Khaled Hosseini’s narration is really extra-ordinary. You really feel as if its happening in-front of you. You to sympathize with the fates of the two ladies and numerous Afghanis who have seen their country battered incessantly by Russians, the local war lords, the Taliban and then the US. The Trauma Afghanis have gone through, loosing their kith and kin, their wealth, property and culture to war mongers hungry for power. You really feel thankful to be far away from such insanity.

I certainly would recommend this book, its a great read. It gives one a vivid idea how Afghanistan has transformed from being a peace loving country in early 1980s to an insane state of terror post 2000.


My Friend Sancho : Book Reveiw

July 23, 2009

I’ve always liked Amit Varma’s wacky humor. He is no stranger to netizens, his blog India uncut is very popular in the blogophere. This is Amit Varma’s first book. Its a wholesome entertainer. This is the kind of book that one can start with a cup on tea on a lazy Sunday morning and finish it by lunch-time. The story is fast paced and funny. Story feels genuine, and one can relate to the characters in it.

The story is about a wisecracking tabloid journalist, Abir Ganguly. How he lands up in a unusual situation, while covering a story for crime beat. How Sancho gets into his life, and changes his life. There are many funny anecdotes and one-liners from Abir and his imagination is hilarious. It will make you laugh, I had good laughs. Its thoroughly entertaining, if you liked five point some one, one night at call center, then you will devour this. [read chapter 1 of the book]

I will not be surprised if a bollywood producer picks up the story and plans to make a movie out of it. It has everything humor, melodrama, rona dhona, rantings on the functioning of the government, police force, the underworld, it has a small religion angle also  and like all bollywood movies a happy ending, they lived happily ever after kinds.
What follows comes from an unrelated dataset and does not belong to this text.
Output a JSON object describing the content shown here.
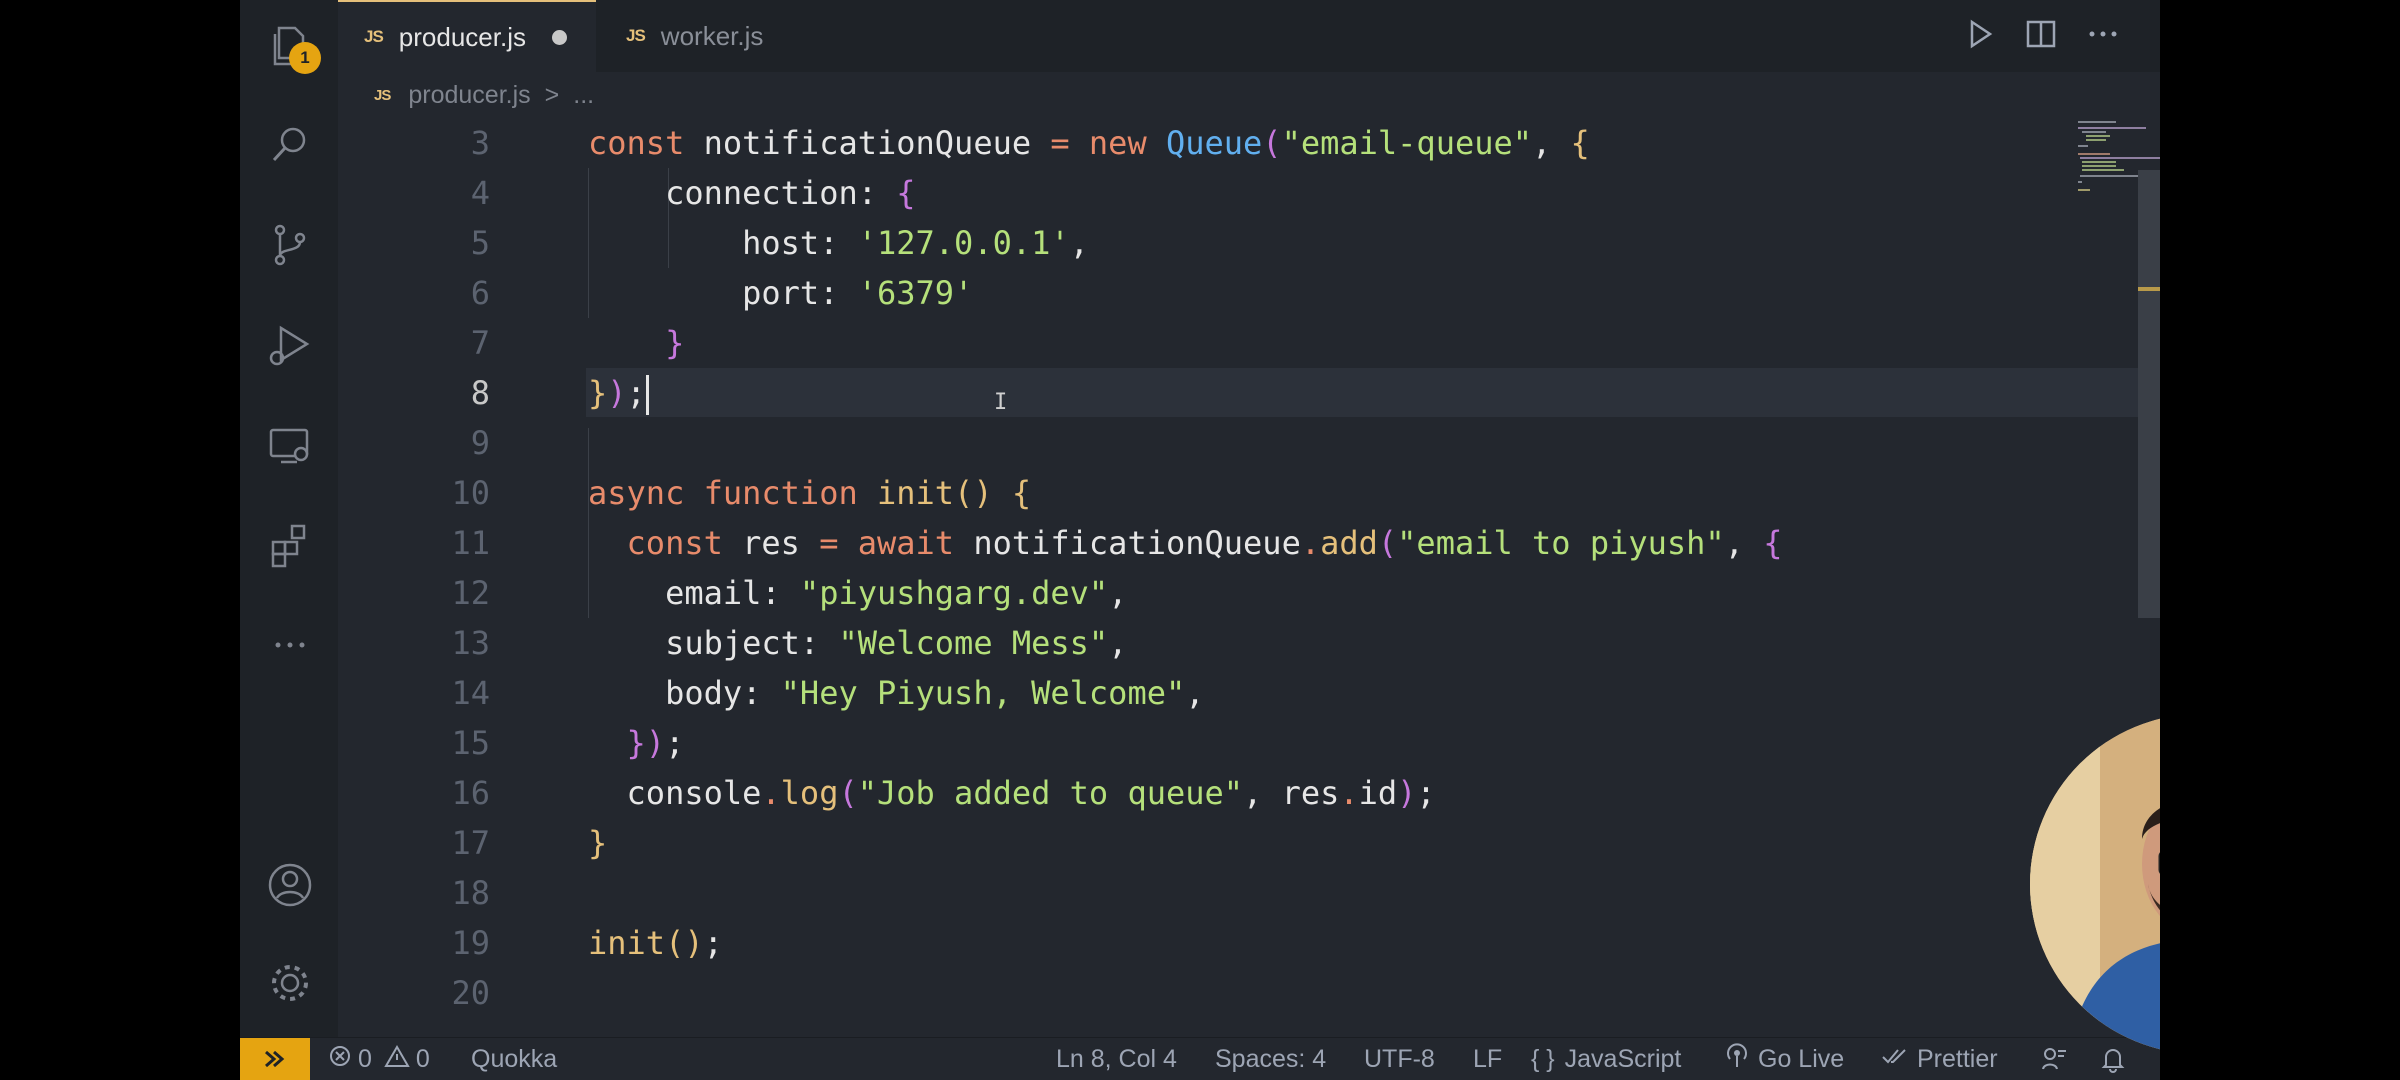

@Amit Varma if you are reading this, do consider writing a sequel to this. I feel there is a lot in Abir’s character, than can be exploited. Anyways it was pleasure reading the book. Cheers.